_What the exercise asks_
Would you please return the data below verbatim, without its pictures?

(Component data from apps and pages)
────────────────────────────────────────
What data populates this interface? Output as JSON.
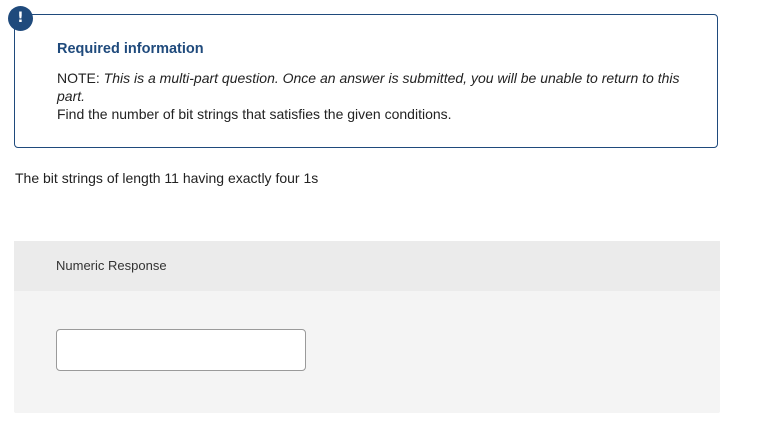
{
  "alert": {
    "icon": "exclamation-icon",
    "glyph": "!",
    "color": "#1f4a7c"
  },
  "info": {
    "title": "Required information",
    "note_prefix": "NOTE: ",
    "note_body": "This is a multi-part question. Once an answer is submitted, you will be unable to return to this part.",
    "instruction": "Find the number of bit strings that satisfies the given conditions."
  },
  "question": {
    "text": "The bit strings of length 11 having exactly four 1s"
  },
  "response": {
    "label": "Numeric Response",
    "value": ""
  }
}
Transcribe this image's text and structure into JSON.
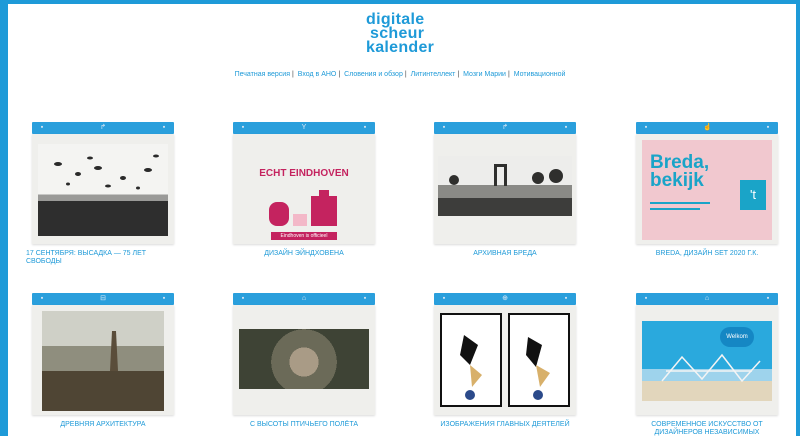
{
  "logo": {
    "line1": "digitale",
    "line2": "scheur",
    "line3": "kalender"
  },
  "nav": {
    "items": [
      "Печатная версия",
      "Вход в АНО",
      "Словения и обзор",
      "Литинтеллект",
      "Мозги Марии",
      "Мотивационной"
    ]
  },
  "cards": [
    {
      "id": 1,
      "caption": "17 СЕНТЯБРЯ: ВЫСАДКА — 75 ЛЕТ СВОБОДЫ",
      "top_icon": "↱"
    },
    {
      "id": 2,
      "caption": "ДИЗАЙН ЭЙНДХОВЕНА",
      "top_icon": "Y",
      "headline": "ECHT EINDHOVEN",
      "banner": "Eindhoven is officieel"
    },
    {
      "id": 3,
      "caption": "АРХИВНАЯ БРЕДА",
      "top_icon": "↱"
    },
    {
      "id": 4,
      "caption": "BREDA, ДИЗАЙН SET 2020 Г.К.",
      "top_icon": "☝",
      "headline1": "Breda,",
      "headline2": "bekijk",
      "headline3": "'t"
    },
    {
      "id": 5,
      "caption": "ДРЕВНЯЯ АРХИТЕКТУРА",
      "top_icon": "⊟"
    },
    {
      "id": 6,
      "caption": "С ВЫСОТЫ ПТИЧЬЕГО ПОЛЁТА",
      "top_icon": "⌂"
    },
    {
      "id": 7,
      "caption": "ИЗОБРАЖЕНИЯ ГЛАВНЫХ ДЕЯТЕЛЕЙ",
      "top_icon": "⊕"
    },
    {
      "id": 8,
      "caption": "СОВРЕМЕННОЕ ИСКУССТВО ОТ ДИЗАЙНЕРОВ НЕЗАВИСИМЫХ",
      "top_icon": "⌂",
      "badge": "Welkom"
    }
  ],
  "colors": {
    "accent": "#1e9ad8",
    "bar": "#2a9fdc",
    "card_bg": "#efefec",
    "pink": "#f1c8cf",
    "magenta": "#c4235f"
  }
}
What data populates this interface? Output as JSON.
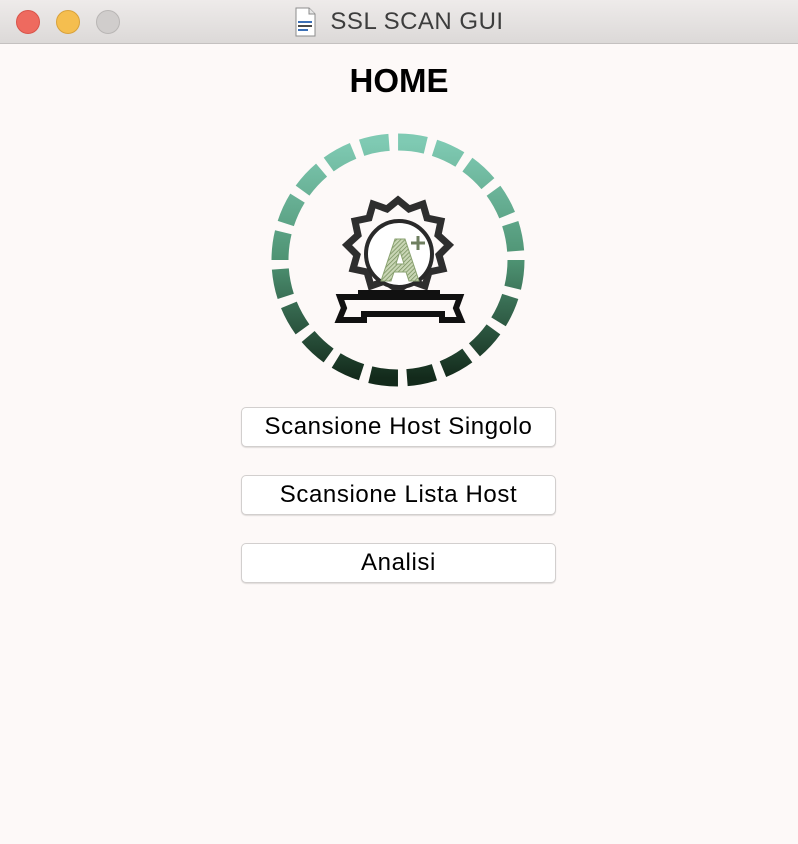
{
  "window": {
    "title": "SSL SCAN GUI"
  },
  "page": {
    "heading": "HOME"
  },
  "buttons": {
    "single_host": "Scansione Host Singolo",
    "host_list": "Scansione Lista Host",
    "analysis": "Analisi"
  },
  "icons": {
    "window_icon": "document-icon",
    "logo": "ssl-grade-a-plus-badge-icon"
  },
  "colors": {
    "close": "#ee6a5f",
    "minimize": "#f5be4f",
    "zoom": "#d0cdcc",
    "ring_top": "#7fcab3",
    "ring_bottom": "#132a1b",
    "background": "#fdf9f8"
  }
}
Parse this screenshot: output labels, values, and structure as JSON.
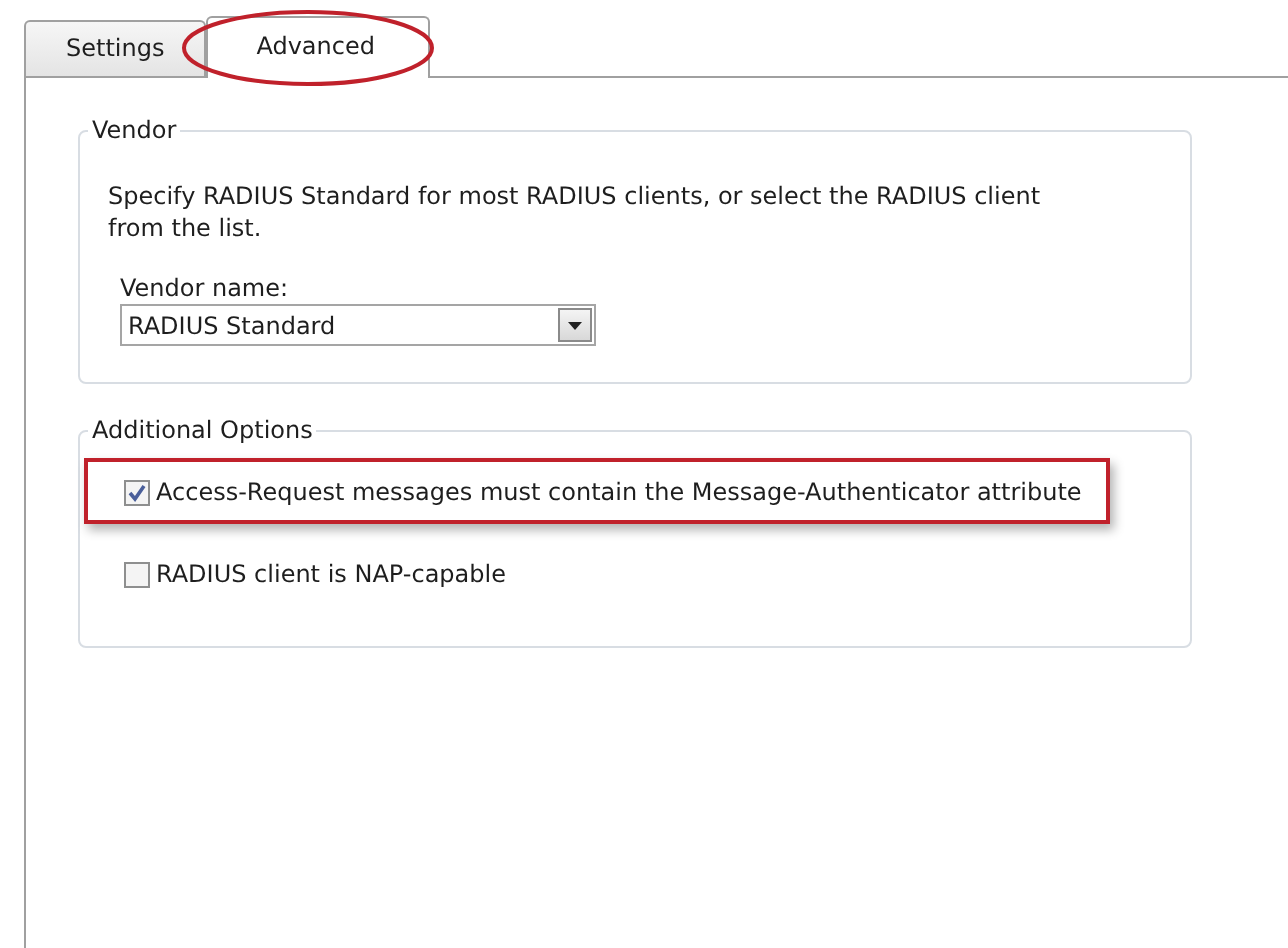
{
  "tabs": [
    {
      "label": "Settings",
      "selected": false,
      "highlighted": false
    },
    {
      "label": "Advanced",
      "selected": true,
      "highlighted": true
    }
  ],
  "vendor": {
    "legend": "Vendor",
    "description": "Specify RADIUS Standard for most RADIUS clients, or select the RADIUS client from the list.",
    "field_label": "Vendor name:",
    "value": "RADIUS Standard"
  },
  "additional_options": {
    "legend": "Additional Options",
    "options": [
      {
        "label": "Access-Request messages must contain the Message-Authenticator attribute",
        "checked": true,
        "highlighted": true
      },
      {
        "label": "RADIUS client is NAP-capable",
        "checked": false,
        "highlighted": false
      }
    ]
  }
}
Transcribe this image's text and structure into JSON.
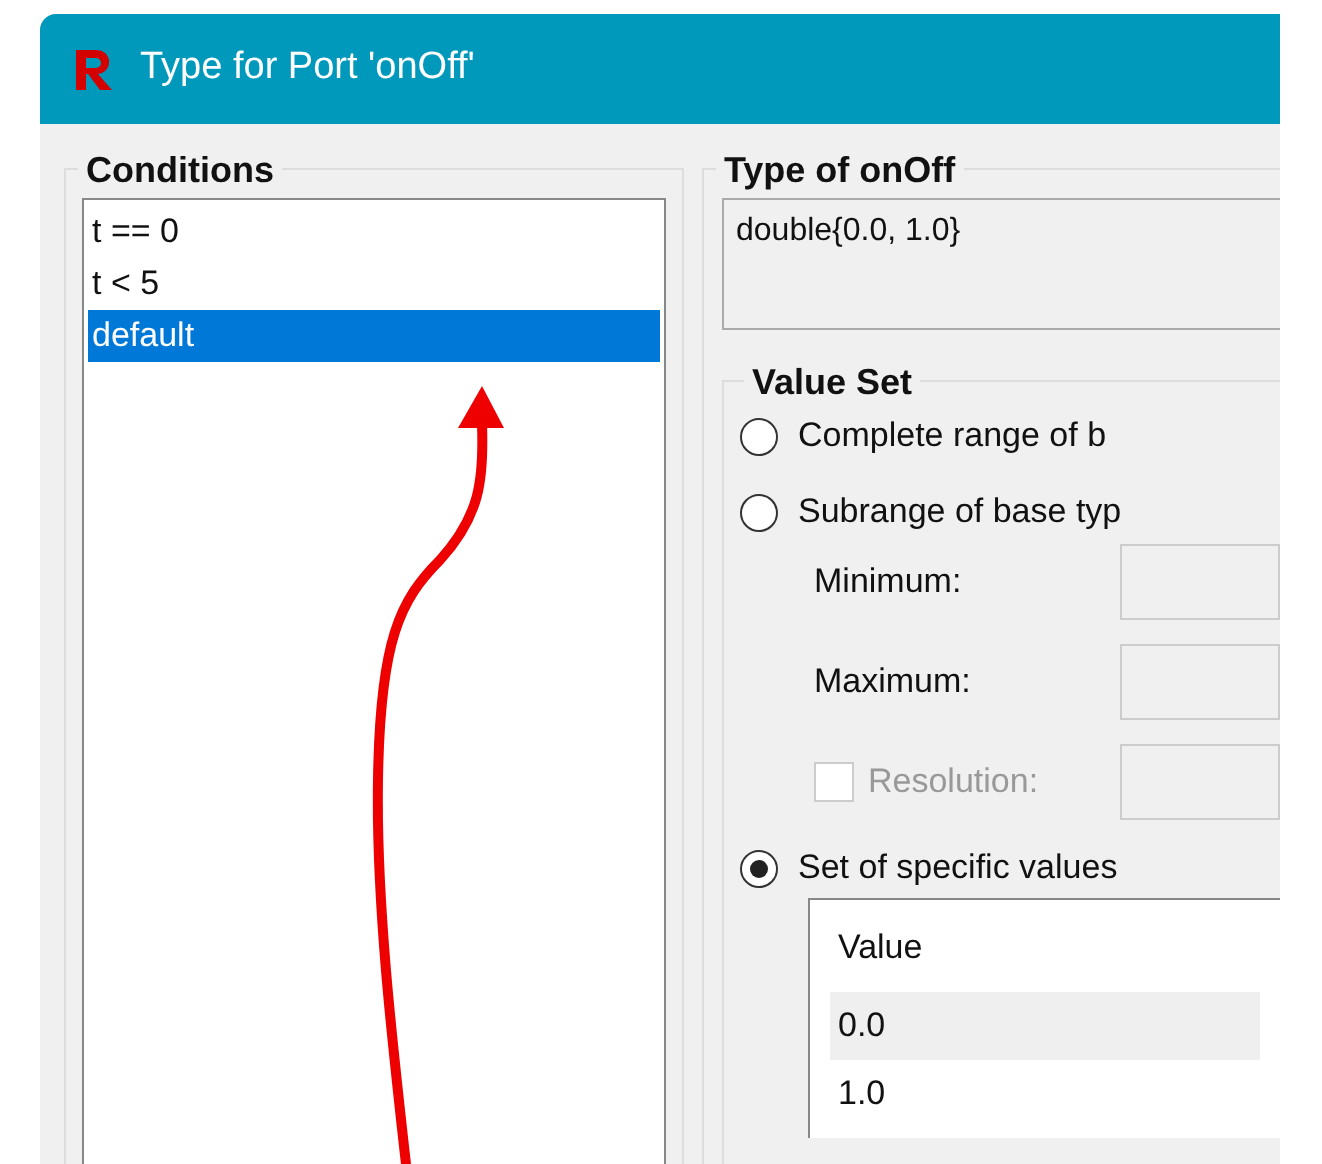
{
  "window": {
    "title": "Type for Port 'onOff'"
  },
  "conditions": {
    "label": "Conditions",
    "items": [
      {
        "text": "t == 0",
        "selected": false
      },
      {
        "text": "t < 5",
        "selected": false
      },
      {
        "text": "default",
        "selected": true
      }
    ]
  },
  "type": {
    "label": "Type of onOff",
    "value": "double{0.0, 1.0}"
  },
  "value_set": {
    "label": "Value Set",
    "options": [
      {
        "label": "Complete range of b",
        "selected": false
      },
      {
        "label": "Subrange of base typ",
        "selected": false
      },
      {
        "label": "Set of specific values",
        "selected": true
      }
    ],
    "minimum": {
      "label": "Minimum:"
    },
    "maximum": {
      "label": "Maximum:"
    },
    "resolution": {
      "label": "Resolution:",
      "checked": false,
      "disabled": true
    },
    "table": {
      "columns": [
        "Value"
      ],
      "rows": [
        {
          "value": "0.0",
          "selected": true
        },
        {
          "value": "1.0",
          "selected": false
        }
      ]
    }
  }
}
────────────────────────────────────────
_Final answer_
What data populates this interface? Output as JSON.
{
  "alert": {
    "icon": "exclamation-icon",
    "glyph": "!",
    "color": "#1f4a7c"
  },
  "info": {
    "title": "Required information",
    "note_prefix": "NOTE: ",
    "note_body": "This is a multi-part question. Once an answer is submitted, you will be unable to return to this part.",
    "instruction": "Find the number of bit strings that satisfies the given conditions."
  },
  "question": {
    "text": "The bit strings of length 11 having exactly four 1s"
  },
  "response": {
    "label": "Numeric Response",
    "value": ""
  }
}
Transcribe this image's text and structure into JSON.
{
  "logo": {
    "line1": "digitale",
    "line2": "scheur",
    "line3": "kalender"
  },
  "nav": {
    "items": [
      "Печатная версия",
      "Вход в АНО",
      "Словения и обзор",
      "Литинтеллект",
      "Мозги Марии",
      "Мотивационной"
    ]
  },
  "cards": [
    {
      "id": 1,
      "caption": "17 СЕНТЯБРЯ: ВЫСАДКА — 75 ЛЕТ СВОБОДЫ",
      "top_icon": "↱"
    },
    {
      "id": 2,
      "caption": "ДИЗАЙН ЭЙНДХОВЕНА",
      "top_icon": "Y",
      "headline": "ECHT EINDHOVEN",
      "banner": "Eindhoven is officieel"
    },
    {
      "id": 3,
      "caption": "АРХИВНАЯ БРЕДА",
      "top_icon": "↱"
    },
    {
      "id": 4,
      "caption": "BREDA, ДИЗАЙН SET 2020 Г.К.",
      "top_icon": "☝",
      "headline1": "Breda,",
      "headline2": "bekijk",
      "headline3": "'t"
    },
    {
      "id": 5,
      "caption": "ДРЕВНЯЯ АРХИТЕКТУРА",
      "top_icon": "⊟"
    },
    {
      "id": 6,
      "caption": "С ВЫСОТЫ ПТИЧЬЕГО ПОЛЁТА",
      "top_icon": "⌂"
    },
    {
      "id": 7,
      "caption": "ИЗОБРАЖЕНИЯ ГЛАВНЫХ ДЕЯТЕЛЕЙ",
      "top_icon": "⊕"
    },
    {
      "id": 8,
      "caption": "СОВРЕМЕННОЕ ИСКУССТВО ОТ ДИЗАЙНЕРОВ НЕЗАВИСИМЫХ",
      "top_icon": "⌂",
      "badge": "Welkom"
    }
  ],
  "colors": {
    "accent": "#1e9ad8",
    "bar": "#2a9fdc",
    "card_bg": "#efefec",
    "pink": "#f1c8cf",
    "magenta": "#c4235f"
  }
}
What data populates this interface? Output as JSON.
{
  "window": {
    "title": "SSL SCAN GUI"
  },
  "page": {
    "heading": "HOME"
  },
  "buttons": {
    "single_host": "Scansione Host Singolo",
    "host_list": "Scansione Lista Host",
    "analysis": "Analisi"
  },
  "icons": {
    "window_icon": "document-icon",
    "logo": "ssl-grade-a-plus-badge-icon"
  },
  "colors": {
    "close": "#ee6a5f",
    "minimize": "#f5be4f",
    "zoom": "#d0cdcc",
    "ring_top": "#7fcab3",
    "ring_bottom": "#132a1b",
    "background": "#fdf9f8"
  }
}
Parse this screenshot: output labels, values, and structure as JSON.
{
  "tabs": [
    {
      "label": "Settings",
      "selected": false,
      "highlighted": false
    },
    {
      "label": "Advanced",
      "selected": true,
      "highlighted": true
    }
  ],
  "vendor": {
    "legend": "Vendor",
    "description": "Specify RADIUS Standard for most RADIUS clients, or select the RADIUS client from the list.",
    "field_label": "Vendor name:",
    "value": "RADIUS Standard"
  },
  "additional_options": {
    "legend": "Additional Options",
    "options": [
      {
        "label": "Access-Request messages must contain the Message-Authenticator attribute",
        "checked": true,
        "highlighted": true
      },
      {
        "label": "RADIUS client is NAP-capable",
        "checked": false,
        "highlighted": false
      }
    ]
  }
}
Transcribe this image's text and structure into JSON.
{
  "window": {
    "title": "Type for Port 'onOff'"
  },
  "conditions": {
    "label": "Conditions",
    "items": [
      {
        "text": "t == 0",
        "selected": false
      },
      {
        "text": "t < 5",
        "selected": false
      },
      {
        "text": "default",
        "selected": true
      }
    ]
  },
  "type": {
    "label": "Type of onOff",
    "value": "double{0.0, 1.0}"
  },
  "value_set": {
    "label": "Value Set",
    "options": [
      {
        "label": "Complete range of b",
        "selected": false
      },
      {
        "label": "Subrange of base typ",
        "selected": false
      },
      {
        "label": "Set of specific values",
        "selected": true
      }
    ],
    "minimum": {
      "label": "Minimum:"
    },
    "maximum": {
      "label": "Maximum:"
    },
    "resolution": {
      "label": "Resolution:",
      "checked": false,
      "disabled": true
    },
    "table": {
      "columns": [
        "Value"
      ],
      "rows": [
        {
          "value": "0.0",
          "selected": true
        },
        {
          "value": "1.0",
          "selected": false
        }
      ]
    }
  }
}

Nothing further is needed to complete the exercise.